One of the biggest handicaps to an effective, community-wide response to the issue is that much of the work in our fair city involves paper-based bureaucratic strategies which too often fail.
The most effective strategy helping virtually any of the marginal populations being helped so unsuccessfully by government/nonprofits operating like this is the old-school one-on-one approach, exemplified by this article from the National Catholic Reporter.
Just imagine for a moment that you have no home.
What will you do for meals today? Where will you shower? Where will you sleep? If you have children, how will you provide for them?
How will you cope with being homeless tomorrow, next week, next month?
Such imaginations are distressing, aren’t they?
Last winter, I took imagining what it would be like to be homeless one step further. I lived one day in Baltimore as a homeless man trying to stay warm and fed. From street to soup kitchen to shelter I ventured.

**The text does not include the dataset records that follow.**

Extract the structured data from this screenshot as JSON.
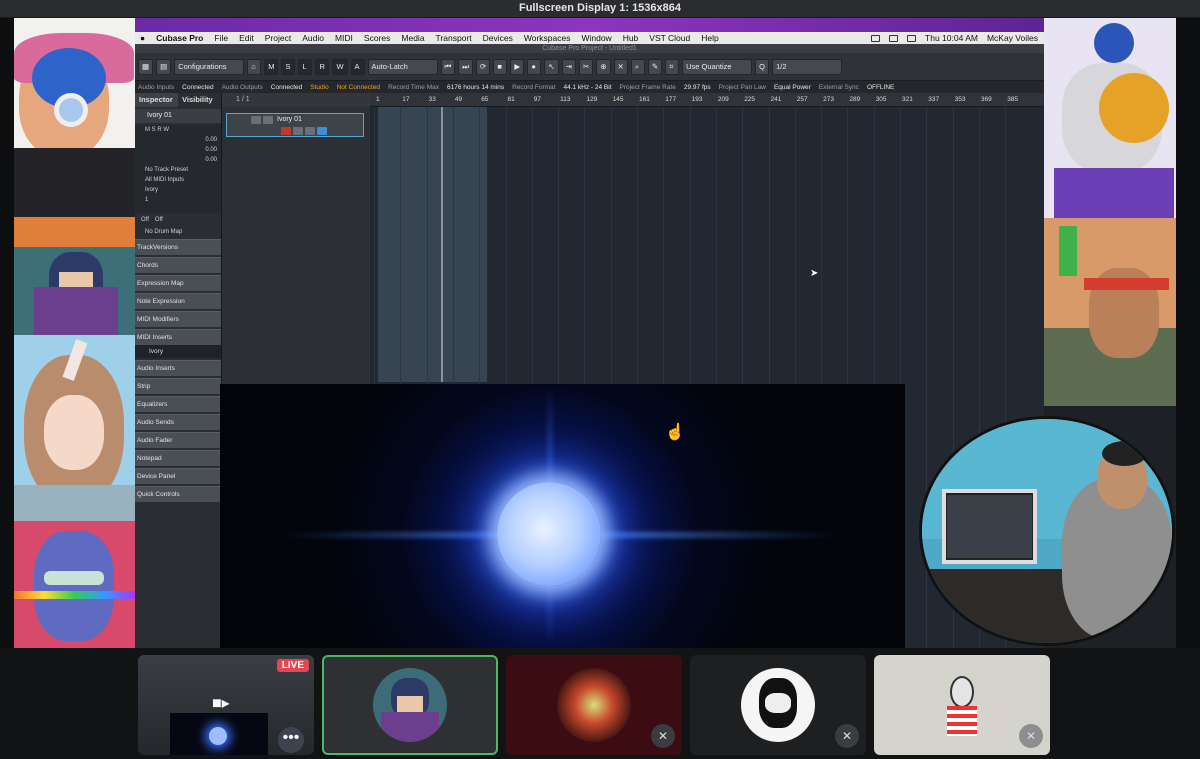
{
  "window": {
    "title": "Fullscreen Display 1: 1536x864"
  },
  "menubar": {
    "app": "Cubase Pro",
    "items": [
      "File",
      "Edit",
      "Project",
      "Audio",
      "MIDI",
      "Scores",
      "Media",
      "Transport",
      "Devices",
      "Workspaces",
      "Window",
      "Hub",
      "VST Cloud",
      "Help"
    ],
    "clock": "Thu 10:04 AM",
    "user": "McKay Voiles"
  },
  "project": {
    "title": "Cubase Pro Project - Untitled1",
    "toolbar": {
      "configurations": "Configurations",
      "automation_mode": "Auto-Latch",
      "quantize_label": "Use Quantize",
      "quantize_value": "1/2"
    },
    "status": {
      "audio_inputs_label": "Audio Inputs",
      "audio_inputs_value": "Connected",
      "audio_outputs_label": "Audio Outputs",
      "audio_outputs_value": "Connected",
      "studio_label": "Studio",
      "studio_value": "Not Connected",
      "record_time_label": "Record Time Max",
      "record_time_value": "6176 hours 14 mins",
      "record_format_label": "Record Format",
      "record_format_value": "44.1 kHz - 24 Bit",
      "frame_rate_label": "Project Frame Rate",
      "frame_rate_value": "29.97 fps",
      "pan_law_label": "Project Pan Law",
      "pan_law_value": "Equal Power",
      "sync_label": "External Sync",
      "sync_value": "OFFLINE"
    },
    "ruler_ticks": [
      "1",
      "17",
      "33",
      "49",
      "65",
      "81",
      "97",
      "113",
      "129",
      "145",
      "161",
      "177",
      "193",
      "209",
      "225",
      "241",
      "257",
      "273",
      "289",
      "305",
      "321",
      "337",
      "353",
      "369",
      "385"
    ],
    "tracklist_counter": "1 / 1"
  },
  "inspector": {
    "tabs": [
      "Inspector",
      "Visibility"
    ],
    "track_name": "Ivory 01",
    "volume": "0.00",
    "pan": "0.00",
    "delay": "0.00",
    "no_preset": "No Track Preset",
    "midi_input": "All MIDI Inputs",
    "instrument": "Ivory",
    "channel": "1",
    "bank": "Off",
    "program": "Off",
    "drum_map": "No Drum Map",
    "sections": [
      "TrackVersions",
      "Chords",
      "Expression Map",
      "Note Expression",
      "MIDI Modifiers",
      "MIDI Inserts"
    ],
    "insert_slot": "Ivory",
    "sections2": [
      "Audio Inserts",
      "Strip",
      "Equalizers",
      "Audio Sends",
      "Audio Fader",
      "Notepad",
      "Device Panel",
      "Quick Controls"
    ]
  },
  "track": {
    "name": "Ivory 01"
  },
  "participants": {
    "live_badge": "LIVE",
    "active_index": 1
  },
  "colors": {
    "accent_purple": "#8e34c1",
    "active_border": "#4fb867",
    "live_red": "#e64553",
    "status_orange": "#f0a21b"
  }
}
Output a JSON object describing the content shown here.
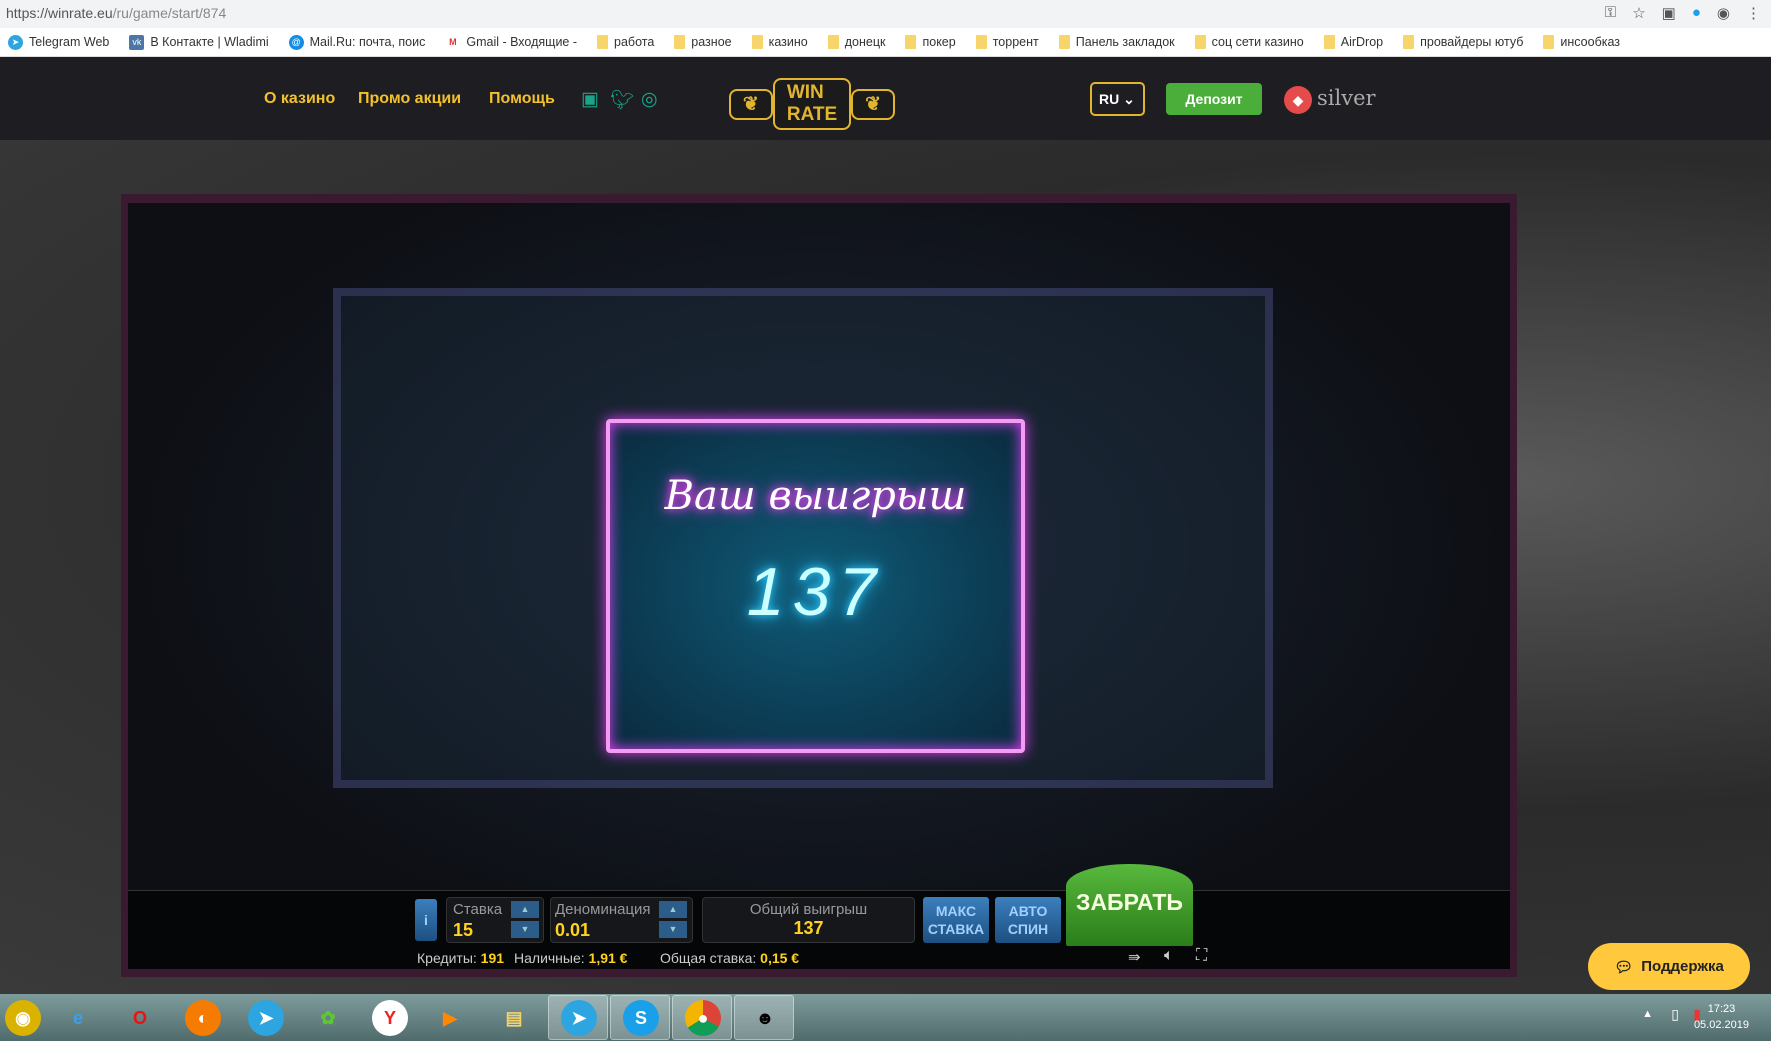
{
  "browser": {
    "url_host": "https://winrate.eu",
    "url_path": "/ru/game/start/874",
    "bookmarks": [
      {
        "label": "Telegram Web",
        "icon": "telegram-icon"
      },
      {
        "label": "В Контакте | Wladimi",
        "icon": "vk-icon"
      },
      {
        "label": "Mail.Ru: почта, поис",
        "icon": "mailru-icon"
      },
      {
        "label": "Gmail - Входящие -",
        "icon": "gmail-icon"
      },
      {
        "label": "работа"
      },
      {
        "label": "разное"
      },
      {
        "label": "казино"
      },
      {
        "label": "донецк"
      },
      {
        "label": "покер"
      },
      {
        "label": "торрент"
      },
      {
        "label": "Панель закладок"
      },
      {
        "label": "соц сети казино"
      },
      {
        "label": "AirDrop"
      },
      {
        "label": "провайдеры ютуб"
      },
      {
        "label": "инсообказ"
      }
    ]
  },
  "site": {
    "nav": [
      "О казино",
      "Промо акции",
      "Помощь"
    ],
    "logo": "WIN RATE",
    "lang": "RU",
    "deposit": "Депозит",
    "level": "silver"
  },
  "game": {
    "win_title": "Ваш выигрыш",
    "win_value": "137",
    "info": "i",
    "bet_label": "Ставка",
    "bet": "15",
    "denom_label": "Деноминация",
    "denom": "0.01",
    "total_label": "Общий выигрыш",
    "total": "137",
    "max_bet": [
      "МАКС",
      "СТАВКА"
    ],
    "auto_spin": [
      "АВТО",
      "СПИН"
    ],
    "take": "ЗАБРАТЬ",
    "credits_label": "Кредиты:",
    "credits": "191",
    "cash_label": "Наличные:",
    "cash": "1,91 €",
    "total_bet_label": "Общая ставка:",
    "total_bet": "0,15 €"
  },
  "support": "Поддержка",
  "clock": {
    "time": "17:23",
    "date": "05.02.2019"
  }
}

I learned a lot that day about how rough it is to have no place to call your own. But later that night, my experience as a homeless person ended. I got in my vehicle and headed for home.
But for 100 million people throughout the world, not having a home to go to each night is a hard, sad reality.
And in the United States, according to the National Coalition for the Homeless, 3.5 million people — 39 percent of whom are children — have no place to call home.
Recently, I spoke with Ken Leslie, a former homeless alcoholic and drug addict who is now a leading advocate for people who have no home. Based in Toledo, Ohio, Leslie founded 1Matters, an organization inviting each of us to “Be 1 that matters to 1 that matters.”
As their motto indicates, one-on-one relationships help break down homeless stereotypes and build community.
Retrieved November 10, 2014 from http://ncronline.org/blogs/making-difference/everyone-deserves-home